→ **Brief**
Return every record below exactly as written, but leave out the pictures.

→ **Given records**
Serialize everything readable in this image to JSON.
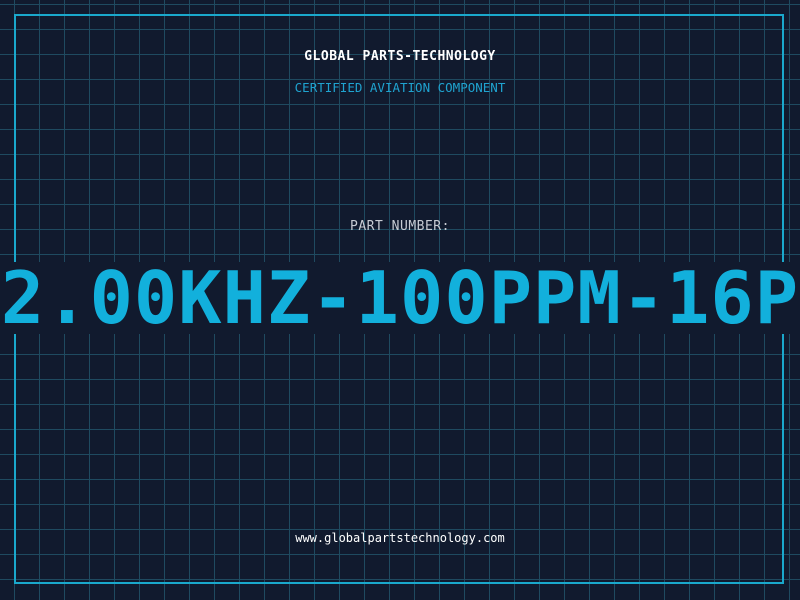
{
  "header": {
    "brand": "GLOBAL PARTS-TECHNOLOGY",
    "subtitle": "CERTIFIED AVIATION COMPONENT"
  },
  "part": {
    "label": "PART NUMBER:",
    "value": "2.00KHZ-100PPM-16P"
  },
  "footer": {
    "website": "www.globalpartstechnology.com"
  },
  "colors": {
    "background": "#111a2e",
    "grid": "#1f4a60",
    "frame": "#1aa8cc",
    "accent": "#12b0dc",
    "brand_text": "#ffffff",
    "label_text": "#c8ccd4"
  }
}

→ **Answer to the problem**
Serialize everything readable in this image to JSON.
{
  "header": {
    "brand": "GLOBAL PARTS-TECHNOLOGY",
    "subtitle": "CERTIFIED AVIATION COMPONENT"
  },
  "part": {
    "label": "PART NUMBER:",
    "value": "2.00KHZ-100PPM-16P"
  },
  "footer": {
    "website": "www.globalpartstechnology.com"
  },
  "colors": {
    "background": "#111a2e",
    "grid": "#1f4a60",
    "frame": "#1aa8cc",
    "accent": "#12b0dc",
    "brand_text": "#ffffff",
    "label_text": "#c8ccd4"
  }
}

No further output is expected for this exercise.